You are currently viewing Prologue

“Don’t buy waterproof hiking shoes,” the experts recommend. “There are too many river crossings. You’ll find non-waterproof footwear dry quicker in the end.”

I have lost count of today’s river crossings. It is May 22, 2019, one month into my Pacific Crest Trail (PCT) hike, in America’s Pacific Northwest. Five more months left before I complete one of the world’s most challenging long-distance hikes. How can it be 5°C today, a good ten degrees cooler than Sydney’s coldest winter’s day, a week out from summer? What’s going on? Nippy beyond belief, I’m not enjoying these conditions one bit and suffering big time.  

Sizeable chunks of gelatinous blood clots escape my nostrils. A grimace each time I knock my fingers’ deeply cracked cuticles. Every toe stings and throbs. Bizarrely enough, a wet shoe provides brief relief. The cold water numbs my feet and I forget grit-embedded socks. Until they dry a coarse sandpaper texture and wreak further havoc.

My walking partner is experiencing equal trauma and challenge after this morning’s six-hour hike. A weak sun, the only reprieve from our current misery. We shelter amongst the rubble along the river’s edge in frigid desert conditions and use this opportunity to filter clean water and eat lunch. We stuff a gag-inducing tuna tortilla creation in our mouths before the biting wind forces us to resume our hike.

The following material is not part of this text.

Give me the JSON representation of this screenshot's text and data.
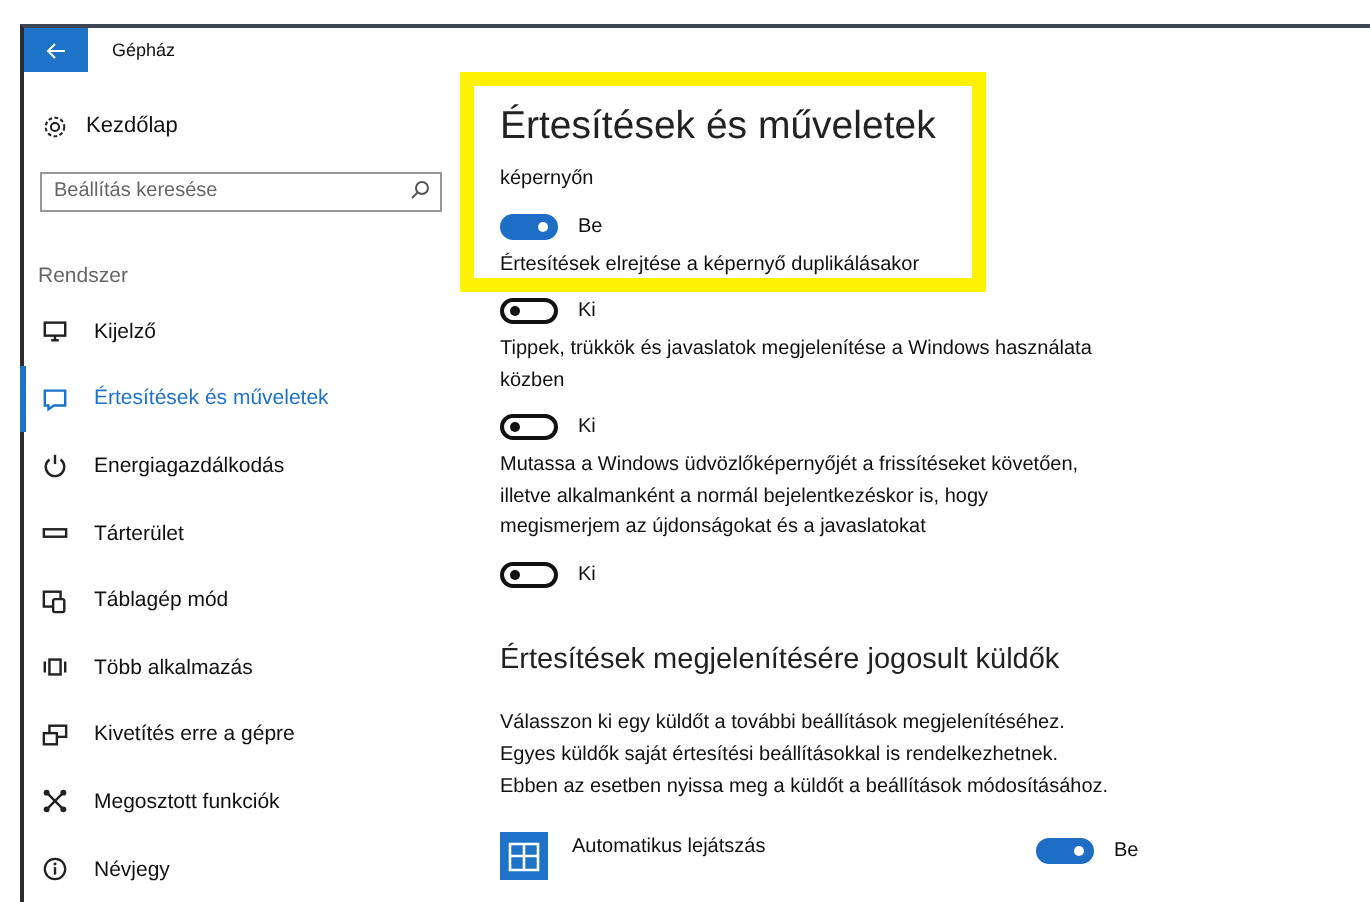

Recent landslides at Holcomb Crossing near Deep Creek, a tributary of the Mojave River, have devastated the trail’s official path through this canyon. There is no path to see. We consult our navigation app for guidance. It suggests we follow an obstacle course through the middle of a riverbed to get back on course.

Imagine a 20-metre-wide white-water rafting course full of fallen trees, driftwood, large boulders, jagged debris, and possibly snakes. We stumble on, frightened and alert. Every stepping stone is green, slippery-looking, and partially submerged. Makeshift log crossings, assembled by earlier hikers, look unstable and perilous. We must find protrusions in the water for safe passage before the river deepens further with the afternoon’s rising flow.

I should unbuckle my pack straps in case an unanticipated tumble whisks me downstream. Snagging a strap on a submerged log is all it will take. In 2017, two PCT hikers lost their lives this way. But I forget this vital survival strategy. Relying on my agility and trekking poles alone, I prepare to tackle my next river crossing. Without a run-up, I must leap beyond my normal stride to the safest landing point I can find. And do this several times before I reach dry land on the opposite bank.

A pointy rock is ideal, but will I be able to hold my balance and teeter there long enough before I must push off for the next suitable landing spot? Should I go for slippery, flat rocks and anchor my poles hard to keep me upright? Or crab walk my 20kg load through a river whose depth, and flow I can neither see nor estimate?

I have been making these decisions the entire day and loving the challenge but, after a hard 29km slog, fatigue is building. My eyes strain and my lids droop. I blink several times to stave off their closure and yawn. If I were driving a car, I’d heed the Australian Police’s warning to “Stop. Revive. Survive.” But I’m not driving a car. I’m walking 4,300 km of the Pacific Crest Trail in the USA with every essential provision on my back and I must push on, regardless of the difficulties.

My walking partner, upstream, is struggling to find her own safe passage. Dazed, I stare at her, hopeful she will make it to the other side. Visions of lying in a warm bed momentarily enter my consciousness. Focus Katrina, I whisper to myself as I return my gaze to the myriad of crossing options before me.

This rock or that rock? A prod from my pole tests their stability. With the pole guiding me, I advance into the boisterous river toward the least wobbly-looking rock. My shoe fills with water but lands on solid ground. Blessed relief. I push off with my other foot to progress toward the next-best stepping platform, but my foot slips, throwing me off balance. Gripping my left pole, I right myself, just in time. Holy Shit! That was close. I breathe a sigh of relief as I oscillate in slow motion, assessing my next move. Phew! Still standing. You’ve got this, baby. Keep going!

S-N-A-P! as my left pole sheers in two. “A-r-r-g-h-h!” I scream in disbelief.

Splash! Far out! No polite way about this. “F@#*!!

The freezing current whips me downstream. Mild panic grips me. Is this the end? Is the Pacific Crest Trail my final dream hike?

Leave a Reply